Paul Johnson writes about the infamous 1:10 productivity ratios in programing, and suggests that we don't know how to program, that is, there is no process for programming. 

I take the view that on the contrary, we do know how to program, and there pretty much is a process for programming, but it isn't much recognized because it doesn't do what so many people so desperately want a process for programming to do.

The process for programming that I have in mind is very much like the process for doing maths—I suspect that this is why (reputedly) everyone who goes to work as a programmer at Microsoft is given a copy of How to Solve It. What both activities have in common is a need to do imaginative, creative problem solving within strict constraints.

Paul lists a bunch of activities, of which he suggests that "the core activity is well understood: it is written down, taught and learned". One of these is "curing a disease".

I find that questionable. Have you ever watched House? Apart from being a very entertaining update of Sherlock Holmes, what goes on in the early seasons of House is (within the limits of television drama, to the eyes of this layman) pretty close to the actual investigations and diagnoses I have read in The Medical Detectives,  The Man Who Mistook His Wife for a Hat and a few other of the bits of source material. To a surprising extent, they aren't making that stuff up. See how the diagnostic team blunder about? See how they follow false leads? See how some apparently unrelated fact combines in the prepared mind with a huge mass of prior experience to prompt new ideas? See how they must take a chance on something that they don't know will work?

There are definite tools that are used again and again, primarily differential diagnosis (which, BTW, makes the average episode of House into a good short course on debugging), and the various physiological tests and so forth, but mostly it's a synthesis of knowledge and experience. If you ever get the chance to hear Brian Marick tell his story about how vets learn to recognize "bright" vs "dull" cows you'll get a good idea of just how the teaching of medicine works. And it works to a large extent by the inculcation of tacit knowledge.
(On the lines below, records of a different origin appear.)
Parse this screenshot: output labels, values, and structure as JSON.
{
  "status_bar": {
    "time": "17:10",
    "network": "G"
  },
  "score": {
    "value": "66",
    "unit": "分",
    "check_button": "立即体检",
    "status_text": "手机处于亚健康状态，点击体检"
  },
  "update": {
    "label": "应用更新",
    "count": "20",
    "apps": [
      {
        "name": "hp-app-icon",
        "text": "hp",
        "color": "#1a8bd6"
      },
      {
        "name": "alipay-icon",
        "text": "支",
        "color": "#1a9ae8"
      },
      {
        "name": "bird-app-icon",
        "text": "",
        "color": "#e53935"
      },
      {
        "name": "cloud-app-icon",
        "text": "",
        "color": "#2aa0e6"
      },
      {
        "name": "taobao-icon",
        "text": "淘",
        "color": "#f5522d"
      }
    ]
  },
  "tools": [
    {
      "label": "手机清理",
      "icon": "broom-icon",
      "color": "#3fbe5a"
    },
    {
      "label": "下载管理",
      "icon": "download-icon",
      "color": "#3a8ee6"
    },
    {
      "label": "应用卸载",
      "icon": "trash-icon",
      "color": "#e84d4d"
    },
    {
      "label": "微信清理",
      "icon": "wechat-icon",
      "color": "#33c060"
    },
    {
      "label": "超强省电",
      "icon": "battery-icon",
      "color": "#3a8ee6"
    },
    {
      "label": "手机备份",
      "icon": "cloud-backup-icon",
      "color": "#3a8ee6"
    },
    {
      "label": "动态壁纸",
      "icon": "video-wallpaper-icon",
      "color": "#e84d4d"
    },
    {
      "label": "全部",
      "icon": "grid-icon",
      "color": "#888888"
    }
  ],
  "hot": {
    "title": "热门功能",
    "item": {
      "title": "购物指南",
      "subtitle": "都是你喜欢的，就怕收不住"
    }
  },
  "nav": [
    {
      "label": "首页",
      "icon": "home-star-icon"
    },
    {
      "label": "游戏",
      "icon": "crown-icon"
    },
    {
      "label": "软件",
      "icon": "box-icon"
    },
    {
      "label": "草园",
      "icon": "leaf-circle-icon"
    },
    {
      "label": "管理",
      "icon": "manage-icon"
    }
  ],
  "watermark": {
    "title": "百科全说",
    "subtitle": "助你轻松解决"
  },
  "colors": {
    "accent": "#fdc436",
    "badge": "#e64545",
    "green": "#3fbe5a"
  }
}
Tacit knowledge is terribly hard stuff to deal with, it's in the "unknown knowns" quadrant. One of the things that makes teaching a skill difficult is the manifestation of tacit knowledge*.  A bit part of what a lot of people want a "process" for programming to do is to make explicit exactly that tacit knowledge. 

But there is only one way to do that really well, which is exactly why things like teaching hospitals exist. The way to do it is to try repeatedly with feedback from an expert. The external feedback is crucial. You may have heard somewhere that practice makes perfect. In fact, all practice does by itself is make consistent. It's the expert feedback that leads to improvement. 

This one reason why folks are unhappy with what we do know about how to program: it cannot be learned quickly from a book, from a one-week course. There is another reason, perhaps worse: what we know about programming does not (and if parallel with other disciplines based on skill and judgment, it never will) equip programmers to produce a given outcome on demand, on time, every time.

The idea has got around (originating perhaps with "One Best Way" Taylor) that a process for any given job should be like a recipe—follow it exactly and get the same result every time. In some spheres of work such things are possible. Programming does not seem to be one of them, no matter how much we might wish it.

* Design (and other kinds) of patterns are in part about capturing this stuff, which they do variously well. I suspect that this is part of the reason why more experienced folks who haven't seen them before say things like "that's obvious" or "anyone who doesn't know/couldn't work that out shouldn't be a programmer".